PROBLEM DESCRIPTION » Within the listing below, locate all lines containing the word "watermark". Copy each one.

EXCERPTED DATA »
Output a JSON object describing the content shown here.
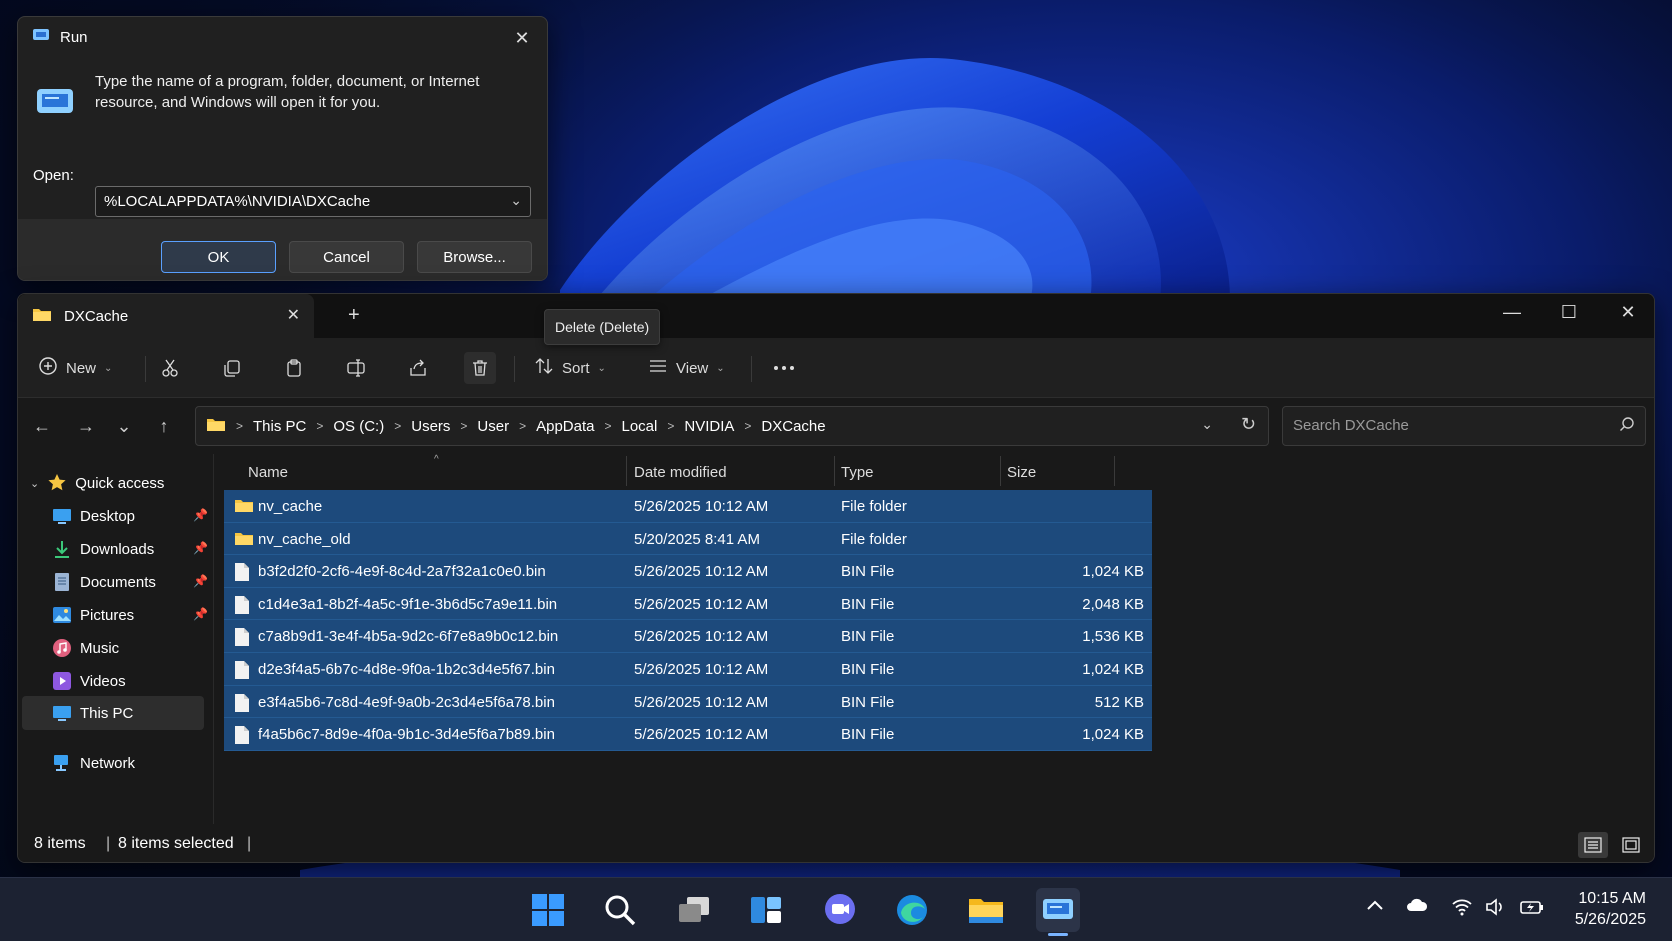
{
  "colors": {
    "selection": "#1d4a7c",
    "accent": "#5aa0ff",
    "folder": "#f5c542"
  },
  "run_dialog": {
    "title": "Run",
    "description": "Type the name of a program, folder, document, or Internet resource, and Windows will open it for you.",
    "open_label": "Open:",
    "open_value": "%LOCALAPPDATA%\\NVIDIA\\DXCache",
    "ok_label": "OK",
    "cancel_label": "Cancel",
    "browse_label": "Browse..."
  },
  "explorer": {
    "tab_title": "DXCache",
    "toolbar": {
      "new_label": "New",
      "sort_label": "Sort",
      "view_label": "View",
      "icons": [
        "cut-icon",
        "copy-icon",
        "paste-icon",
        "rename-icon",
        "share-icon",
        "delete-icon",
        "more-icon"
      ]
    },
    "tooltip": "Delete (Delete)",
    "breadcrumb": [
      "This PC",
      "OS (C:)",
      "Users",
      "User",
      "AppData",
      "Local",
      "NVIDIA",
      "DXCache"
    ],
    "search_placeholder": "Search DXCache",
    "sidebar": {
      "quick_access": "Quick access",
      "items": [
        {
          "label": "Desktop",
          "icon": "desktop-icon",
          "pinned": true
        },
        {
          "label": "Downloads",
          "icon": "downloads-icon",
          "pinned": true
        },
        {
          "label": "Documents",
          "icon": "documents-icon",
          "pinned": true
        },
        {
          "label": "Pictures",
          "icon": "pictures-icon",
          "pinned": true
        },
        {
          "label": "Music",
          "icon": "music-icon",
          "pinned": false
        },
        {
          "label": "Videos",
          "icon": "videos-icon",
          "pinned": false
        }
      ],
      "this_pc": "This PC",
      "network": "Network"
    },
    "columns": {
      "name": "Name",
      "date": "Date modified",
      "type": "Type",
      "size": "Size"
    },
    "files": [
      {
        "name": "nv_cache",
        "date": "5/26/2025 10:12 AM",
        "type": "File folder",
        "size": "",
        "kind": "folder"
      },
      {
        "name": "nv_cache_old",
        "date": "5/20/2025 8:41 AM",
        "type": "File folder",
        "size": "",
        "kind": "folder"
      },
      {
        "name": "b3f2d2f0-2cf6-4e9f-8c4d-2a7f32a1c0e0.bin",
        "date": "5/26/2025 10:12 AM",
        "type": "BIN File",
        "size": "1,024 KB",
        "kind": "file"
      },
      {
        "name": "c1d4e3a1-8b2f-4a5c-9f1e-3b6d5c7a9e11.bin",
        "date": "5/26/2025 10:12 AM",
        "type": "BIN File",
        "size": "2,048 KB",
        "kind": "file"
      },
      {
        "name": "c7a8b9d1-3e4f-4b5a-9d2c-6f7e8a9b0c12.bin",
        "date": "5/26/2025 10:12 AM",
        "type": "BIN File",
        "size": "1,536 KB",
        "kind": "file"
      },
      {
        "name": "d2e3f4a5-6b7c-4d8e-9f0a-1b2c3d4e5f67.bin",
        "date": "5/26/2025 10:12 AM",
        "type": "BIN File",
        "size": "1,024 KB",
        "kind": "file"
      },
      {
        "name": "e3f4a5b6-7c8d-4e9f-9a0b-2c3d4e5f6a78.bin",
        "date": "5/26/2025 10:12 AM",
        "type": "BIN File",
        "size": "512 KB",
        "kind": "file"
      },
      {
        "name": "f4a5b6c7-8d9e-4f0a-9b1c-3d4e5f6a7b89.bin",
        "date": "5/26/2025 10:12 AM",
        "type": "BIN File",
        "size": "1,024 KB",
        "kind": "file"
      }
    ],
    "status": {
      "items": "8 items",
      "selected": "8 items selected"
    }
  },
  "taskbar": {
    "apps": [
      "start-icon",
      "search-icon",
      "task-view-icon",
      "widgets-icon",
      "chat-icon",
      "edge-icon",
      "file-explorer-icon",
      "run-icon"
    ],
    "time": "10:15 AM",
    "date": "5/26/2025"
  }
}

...

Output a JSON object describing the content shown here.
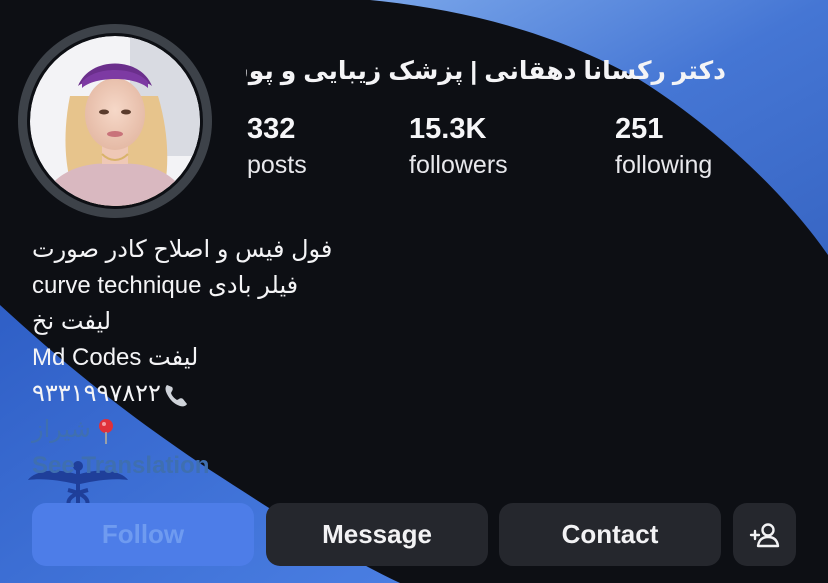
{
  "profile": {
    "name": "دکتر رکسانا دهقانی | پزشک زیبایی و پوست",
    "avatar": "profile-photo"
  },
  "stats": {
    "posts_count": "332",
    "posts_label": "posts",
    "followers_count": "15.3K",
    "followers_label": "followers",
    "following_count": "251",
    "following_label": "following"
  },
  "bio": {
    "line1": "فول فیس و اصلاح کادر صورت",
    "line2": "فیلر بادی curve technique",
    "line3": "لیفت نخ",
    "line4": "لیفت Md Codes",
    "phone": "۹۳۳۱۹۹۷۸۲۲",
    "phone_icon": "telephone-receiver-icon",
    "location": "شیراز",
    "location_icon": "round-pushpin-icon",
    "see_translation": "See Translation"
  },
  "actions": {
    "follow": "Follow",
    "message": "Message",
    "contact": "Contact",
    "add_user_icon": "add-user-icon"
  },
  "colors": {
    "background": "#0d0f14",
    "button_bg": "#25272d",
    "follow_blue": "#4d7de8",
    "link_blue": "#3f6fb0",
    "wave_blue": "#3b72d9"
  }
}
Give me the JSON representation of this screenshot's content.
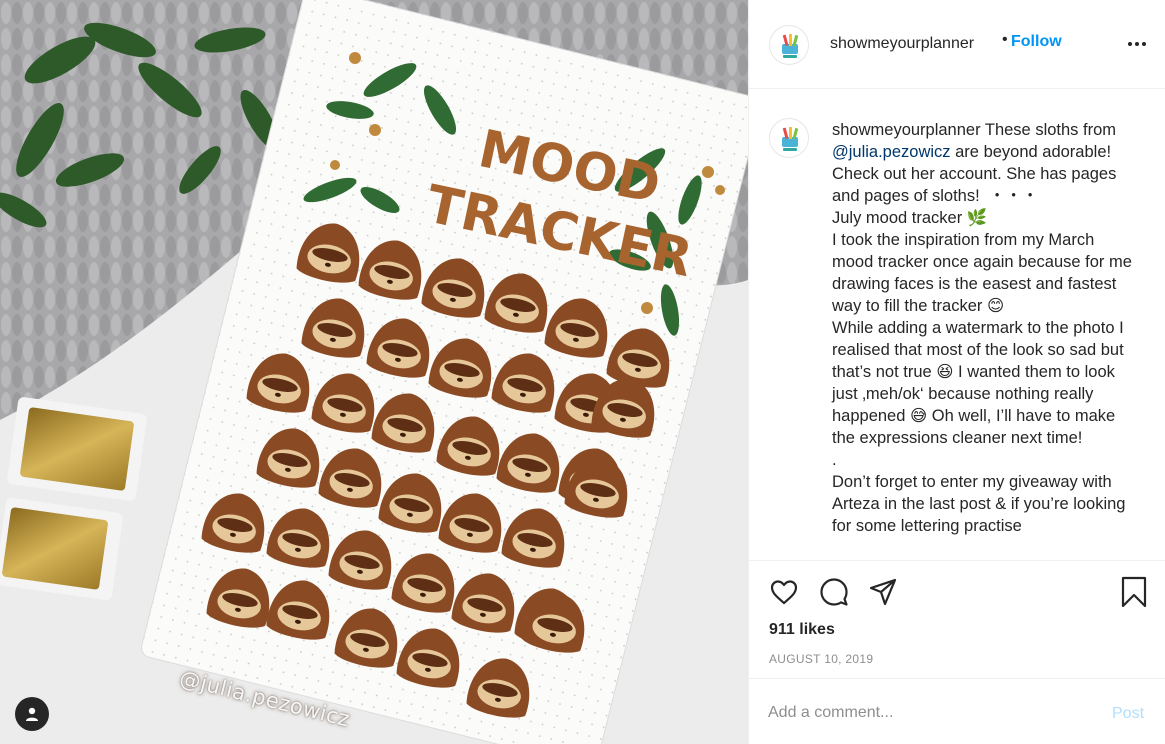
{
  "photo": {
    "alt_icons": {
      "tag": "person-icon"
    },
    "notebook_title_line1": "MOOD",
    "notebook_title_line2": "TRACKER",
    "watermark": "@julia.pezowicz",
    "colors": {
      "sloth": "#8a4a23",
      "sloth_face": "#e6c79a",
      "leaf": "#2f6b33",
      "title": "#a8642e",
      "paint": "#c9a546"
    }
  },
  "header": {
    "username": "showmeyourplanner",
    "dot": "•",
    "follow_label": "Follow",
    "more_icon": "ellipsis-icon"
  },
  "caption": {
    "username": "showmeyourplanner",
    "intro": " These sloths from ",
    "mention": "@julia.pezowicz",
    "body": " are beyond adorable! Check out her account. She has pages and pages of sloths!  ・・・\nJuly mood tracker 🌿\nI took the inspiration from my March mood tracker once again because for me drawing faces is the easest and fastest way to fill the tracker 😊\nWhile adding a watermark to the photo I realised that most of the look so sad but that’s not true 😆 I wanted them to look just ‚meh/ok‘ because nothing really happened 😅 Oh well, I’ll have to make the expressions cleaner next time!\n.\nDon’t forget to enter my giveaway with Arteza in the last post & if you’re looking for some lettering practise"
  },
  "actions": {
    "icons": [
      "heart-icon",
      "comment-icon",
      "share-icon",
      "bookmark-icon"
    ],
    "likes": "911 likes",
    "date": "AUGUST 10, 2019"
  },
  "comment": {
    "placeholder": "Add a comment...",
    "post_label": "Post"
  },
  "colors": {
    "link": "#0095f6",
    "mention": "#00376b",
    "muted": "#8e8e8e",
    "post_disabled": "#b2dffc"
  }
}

ANSWER SECTION »
    "watermark": "@julia.pezowicz",
    "body": " are beyond adorable! Check out her account. She has pages and pages of sloths!  ・・・\nJuly mood tracker 🌿\nI took the inspiration from my March mood tracker once again because for me drawing faces is the easest and fastest way to fill the tracker 😊\nWhile adding a watermark to the photo I realised that most of the look so sad but that’s not true 😆 I wanted them to look just ‚meh/ok‘ because nothing really happened 😅 Oh well, I’ll have to make the expressions cleaner next time!\n.\nDon’t forget to enter my giveaway with Arteza in the last post & if you’re looking for some lettering practise"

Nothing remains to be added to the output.